Exercise » Each line of the listing below must be retyped as given.

Data excerpts »

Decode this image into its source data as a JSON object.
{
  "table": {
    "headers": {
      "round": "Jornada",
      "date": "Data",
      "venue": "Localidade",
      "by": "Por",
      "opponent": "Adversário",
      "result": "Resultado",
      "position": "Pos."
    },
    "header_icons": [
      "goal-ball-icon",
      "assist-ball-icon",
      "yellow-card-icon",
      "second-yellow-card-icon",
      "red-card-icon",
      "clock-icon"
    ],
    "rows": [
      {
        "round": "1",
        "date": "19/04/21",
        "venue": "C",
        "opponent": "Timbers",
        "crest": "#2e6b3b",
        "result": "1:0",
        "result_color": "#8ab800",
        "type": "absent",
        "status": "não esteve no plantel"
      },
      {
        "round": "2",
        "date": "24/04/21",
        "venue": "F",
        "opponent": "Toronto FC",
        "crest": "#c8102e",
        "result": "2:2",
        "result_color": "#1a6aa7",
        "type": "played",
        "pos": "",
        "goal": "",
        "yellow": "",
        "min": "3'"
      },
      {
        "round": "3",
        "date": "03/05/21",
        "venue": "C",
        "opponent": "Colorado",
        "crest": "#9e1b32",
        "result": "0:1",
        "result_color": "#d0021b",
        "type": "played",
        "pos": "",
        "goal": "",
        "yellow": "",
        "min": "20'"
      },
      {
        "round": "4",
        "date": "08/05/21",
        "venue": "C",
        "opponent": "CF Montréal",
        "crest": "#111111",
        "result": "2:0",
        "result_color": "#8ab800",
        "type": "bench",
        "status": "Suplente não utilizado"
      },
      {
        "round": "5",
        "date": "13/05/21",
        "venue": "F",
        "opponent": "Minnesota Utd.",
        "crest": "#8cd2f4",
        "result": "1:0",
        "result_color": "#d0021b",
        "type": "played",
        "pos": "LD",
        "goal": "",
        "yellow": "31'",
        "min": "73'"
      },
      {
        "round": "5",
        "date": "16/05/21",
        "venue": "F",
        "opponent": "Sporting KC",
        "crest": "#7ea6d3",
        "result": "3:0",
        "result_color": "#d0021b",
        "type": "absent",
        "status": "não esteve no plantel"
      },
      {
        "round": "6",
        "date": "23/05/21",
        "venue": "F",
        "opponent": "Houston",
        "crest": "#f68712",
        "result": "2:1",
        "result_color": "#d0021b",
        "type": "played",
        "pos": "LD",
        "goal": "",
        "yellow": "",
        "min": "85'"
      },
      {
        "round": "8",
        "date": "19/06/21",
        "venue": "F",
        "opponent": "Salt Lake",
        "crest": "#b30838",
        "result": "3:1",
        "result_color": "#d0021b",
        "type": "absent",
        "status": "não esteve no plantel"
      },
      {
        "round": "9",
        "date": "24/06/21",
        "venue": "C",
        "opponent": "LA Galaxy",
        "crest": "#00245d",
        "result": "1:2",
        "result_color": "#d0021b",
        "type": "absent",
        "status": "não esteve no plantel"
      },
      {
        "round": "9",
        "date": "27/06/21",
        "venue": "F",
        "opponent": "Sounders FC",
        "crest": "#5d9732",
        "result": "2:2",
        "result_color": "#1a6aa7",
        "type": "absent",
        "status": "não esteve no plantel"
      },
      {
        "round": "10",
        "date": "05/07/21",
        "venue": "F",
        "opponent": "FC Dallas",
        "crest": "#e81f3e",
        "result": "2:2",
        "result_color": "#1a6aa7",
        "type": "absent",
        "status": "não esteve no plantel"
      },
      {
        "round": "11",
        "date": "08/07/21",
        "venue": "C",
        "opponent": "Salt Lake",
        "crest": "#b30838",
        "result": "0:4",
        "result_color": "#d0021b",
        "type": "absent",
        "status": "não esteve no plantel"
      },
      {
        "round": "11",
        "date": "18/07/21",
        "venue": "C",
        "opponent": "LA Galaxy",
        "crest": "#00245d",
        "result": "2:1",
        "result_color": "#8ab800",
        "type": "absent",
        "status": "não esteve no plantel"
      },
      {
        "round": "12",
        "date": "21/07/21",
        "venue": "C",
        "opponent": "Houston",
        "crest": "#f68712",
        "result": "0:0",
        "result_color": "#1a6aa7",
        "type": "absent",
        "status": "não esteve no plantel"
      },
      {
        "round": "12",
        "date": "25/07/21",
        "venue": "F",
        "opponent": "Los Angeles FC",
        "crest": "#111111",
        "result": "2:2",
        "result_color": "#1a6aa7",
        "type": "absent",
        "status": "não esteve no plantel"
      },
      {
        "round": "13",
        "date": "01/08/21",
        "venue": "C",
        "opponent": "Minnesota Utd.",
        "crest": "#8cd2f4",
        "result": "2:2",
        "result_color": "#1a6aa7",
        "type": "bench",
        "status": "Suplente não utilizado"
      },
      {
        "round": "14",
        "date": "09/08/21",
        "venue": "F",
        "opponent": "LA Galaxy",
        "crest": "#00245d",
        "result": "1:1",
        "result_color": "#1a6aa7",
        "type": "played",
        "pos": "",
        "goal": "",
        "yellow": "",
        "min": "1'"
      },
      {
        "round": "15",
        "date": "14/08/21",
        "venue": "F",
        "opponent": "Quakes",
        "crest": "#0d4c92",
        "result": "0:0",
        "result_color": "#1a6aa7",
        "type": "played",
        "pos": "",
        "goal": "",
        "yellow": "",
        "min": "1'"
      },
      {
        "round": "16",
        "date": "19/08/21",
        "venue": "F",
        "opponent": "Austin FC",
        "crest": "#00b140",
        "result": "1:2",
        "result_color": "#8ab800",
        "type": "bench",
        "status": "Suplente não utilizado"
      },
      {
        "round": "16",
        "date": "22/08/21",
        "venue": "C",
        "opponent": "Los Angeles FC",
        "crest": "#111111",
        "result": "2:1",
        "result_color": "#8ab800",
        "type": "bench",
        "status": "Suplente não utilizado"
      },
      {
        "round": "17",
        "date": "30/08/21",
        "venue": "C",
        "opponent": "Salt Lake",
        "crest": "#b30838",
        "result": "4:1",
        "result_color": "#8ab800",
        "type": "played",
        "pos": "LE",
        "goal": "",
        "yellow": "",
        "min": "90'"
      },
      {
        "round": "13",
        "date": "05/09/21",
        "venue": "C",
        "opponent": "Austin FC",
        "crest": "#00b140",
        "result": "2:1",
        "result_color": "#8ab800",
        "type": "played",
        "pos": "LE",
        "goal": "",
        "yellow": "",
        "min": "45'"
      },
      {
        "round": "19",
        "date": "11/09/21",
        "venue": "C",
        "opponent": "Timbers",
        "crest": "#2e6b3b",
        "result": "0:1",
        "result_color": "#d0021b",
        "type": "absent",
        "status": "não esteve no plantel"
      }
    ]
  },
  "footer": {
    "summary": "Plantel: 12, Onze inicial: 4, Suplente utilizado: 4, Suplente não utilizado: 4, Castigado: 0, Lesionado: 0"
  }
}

Solution to this problem »
Decode this image into its source data as a JSON object.
{
  "table": {
    "headers": {
      "round": "Jornada",
      "date": "Data",
      "venue": "Localidade",
      "by": "Por",
      "opponent": "Adversário",
      "result": "Resultado",
      "position": "Pos."
    },
    "header_icons": [
      "goal-ball-icon",
      "assist-ball-icon",
      "yellow-card-icon",
      "second-yellow-card-icon",
      "red-card-icon",
      "clock-icon"
    ],
    "rows": [
      {
        "round": "1",
        "date": "19/04/21",
        "venue": "C",
        "opponent": "Timbers",
        "crest": "#2e6b3b",
        "result": "1:0",
        "result_color": "#8ab800",
        "type": "absent",
        "status": "não esteve no plantel"
      },
      {
        "round": "2",
        "date": "24/04/21",
        "venue": "F",
        "opponent": "Toronto FC",
        "crest": "#c8102e",
        "result": "2:2",
        "result_color": "#1a6aa7",
        "type": "played",
        "pos": "",
        "goal": "",
        "yellow": "",
        "min": "3'"
      },
      {
        "round": "3",
        "date": "03/05/21",
        "venue": "C",
        "opponent": "Colorado",
        "crest": "#9e1b32",
        "result": "0:1",
        "result_color": "#d0021b",
        "type": "played",
        "pos": "",
        "goal": "",
        "yellow": "",
        "min": "20'"
      },
      {
        "round": "4",
        "date": "08/05/21",
        "venue": "C",
        "opponent": "CF Montréal",
        "crest": "#111111",
        "result": "2:0",
        "result_color": "#8ab800",
        "type": "bench",
        "status": "Suplente não utilizado"
      },
      {
        "round": "5",
        "date": "13/05/21",
        "venue": "F",
        "opponent": "Minnesota Utd.",
        "crest": "#8cd2f4",
        "result": "1:0",
        "result_color": "#d0021b",
        "type": "played",
        "pos": "LD",
        "goal": "",
        "yellow": "31'",
        "min": "73'"
      },
      {
        "round": "5",
        "date": "16/05/21",
        "venue": "F",
        "opponent": "Sporting KC",
        "crest": "#7ea6d3",
        "result": "3:0",
        "result_color": "#d0021b",
        "type": "absent",
        "status": "não esteve no plantel"
      },
      {
        "round": "6",
        "date": "23/05/21",
        "venue": "F",
        "opponent": "Houston",
        "crest": "#f68712",
        "result": "2:1",
        "result_color": "#d0021b",
        "type": "played",
        "pos": "LD",
        "goal": "",
        "yellow": "",
        "min": "85'"
      },
      {
        "round": "8",
        "date": "19/06/21",
        "venue": "F",
        "opponent": "Salt Lake",
        "crest": "#b30838",
        "result": "3:1",
        "result_color": "#d0021b",
        "type": "absent",
        "status": "não esteve no plantel"
      },
      {
        "round": "9",
        "date": "24/06/21",
        "venue": "C",
        "opponent": "LA Galaxy",
        "crest": "#00245d",
        "result": "1:2",
        "result_color": "#d0021b",
        "type": "absent",
        "status": "não esteve no plantel"
      },
      {
        "round": "9",
        "date": "27/06/21",
        "venue": "F",
        "opponent": "Sounders FC",
        "crest": "#5d9732",
        "result": "2:2",
        "result_color": "#1a6aa7",
        "type": "absent",
        "status": "não esteve no plantel"
      },
      {
        "round": "10",
        "date": "05/07/21",
        "venue": "F",
        "opponent": "FC Dallas",
        "crest": "#e81f3e",
        "result": "2:2",
        "result_color": "#1a6aa7",
        "type": "absent",
        "status": "não esteve no plantel"
      },
      {
        "round": "11",
        "date": "08/07/21",
        "venue": "C",
        "opponent": "Salt Lake",
        "crest": "#b30838",
        "result": "0:4",
        "result_color": "#d0021b",
        "type": "absent",
        "status": "não esteve no plantel"
      },
      {
        "round": "11",
        "date": "18/07/21",
        "venue": "C",
        "opponent": "LA Galaxy",
        "crest": "#00245d",
        "result": "2:1",
        "result_color": "#8ab800",
        "type": "absent",
        "status": "não esteve no plantel"
      },
      {
        "round": "12",
        "date": "21/07/21",
        "venue": "C",
        "opponent": "Houston",
        "crest": "#f68712",
        "result": "0:0",
        "result_color": "#1a6aa7",
        "type": "absent",
        "status": "não esteve no plantel"
      },
      {
        "round": "12",
        "date": "25/07/21",
        "venue": "F",
        "opponent": "Los Angeles FC",
        "crest": "#111111",
        "result": "2:2",
        "result_color": "#1a6aa7",
        "type": "absent",
        "status": "não esteve no plantel"
      },
      {
        "round": "13",
        "date": "01/08/21",
        "venue": "C",
        "opponent": "Minnesota Utd.",
        "crest": "#8cd2f4",
        "result": "2:2",
        "result_color": "#1a6aa7",
        "type": "bench",
        "status": "Suplente não utilizado"
      },
      {
        "round": "14",
        "date": "09/08/21",
        "venue": "F",
        "opponent": "LA Galaxy",
        "crest": "#00245d",
        "result": "1:1",
        "result_color": "#1a6aa7",
        "type": "played",
        "pos": "",
        "goal": "",
        "yellow": "",
        "min": "1'"
      },
      {
        "round": "15",
        "date": "14/08/21",
        "venue": "F",
        "opponent": "Quakes",
        "crest": "#0d4c92",
        "result": "0:0",
        "result_color": "#1a6aa7",
        "type": "played",
        "pos": "",
        "goal": "",
        "yellow": "",
        "min": "1'"
      },
      {
        "round": "16",
        "date": "19/08/21",
        "venue": "F",
        "opponent": "Austin FC",
        "crest": "#00b140",
        "result": "1:2",
        "result_color": "#8ab800",
        "type": "bench",
        "status": "Suplente não utilizado"
      },
      {
        "round": "16",
        "date": "22/08/21",
        "venue": "C",
        "opponent": "Los Angeles FC",
        "crest": "#111111",
        "result": "2:1",
        "result_color": "#8ab800",
        "type": "bench",
        "status": "Suplente não utilizado"
      },
      {
        "round": "17",
        "date": "30/08/21",
        "venue": "C",
        "opponent": "Salt Lake",
        "crest": "#b30838",
        "result": "4:1",
        "result_color": "#8ab800",
        "type": "played",
        "pos": "LE",
        "goal": "",
        "yellow": "",
        "min": "90'"
      },
      {
        "round": "13",
        "date": "05/09/21",
        "venue": "C",
        "opponent": "Austin FC",
        "crest": "#00b140",
        "result": "2:1",
        "result_color": "#8ab800",
        "type": "played",
        "pos": "LE",
        "goal": "",
        "yellow": "",
        "min": "45'"
      },
      {
        "round": "19",
        "date": "11/09/21",
        "venue": "C",
        "opponent": "Timbers",
        "crest": "#2e6b3b",
        "result": "0:1",
        "result_color": "#d0021b",
        "type": "absent",
        "status": "não esteve no plantel"
      }
    ]
  },
  "footer": {
    "summary": "Plantel: 12, Onze inicial: 4, Suplente utilizado: 4, Suplente não utilizado: 4, Castigado: 0, Lesionado: 0"
  }
}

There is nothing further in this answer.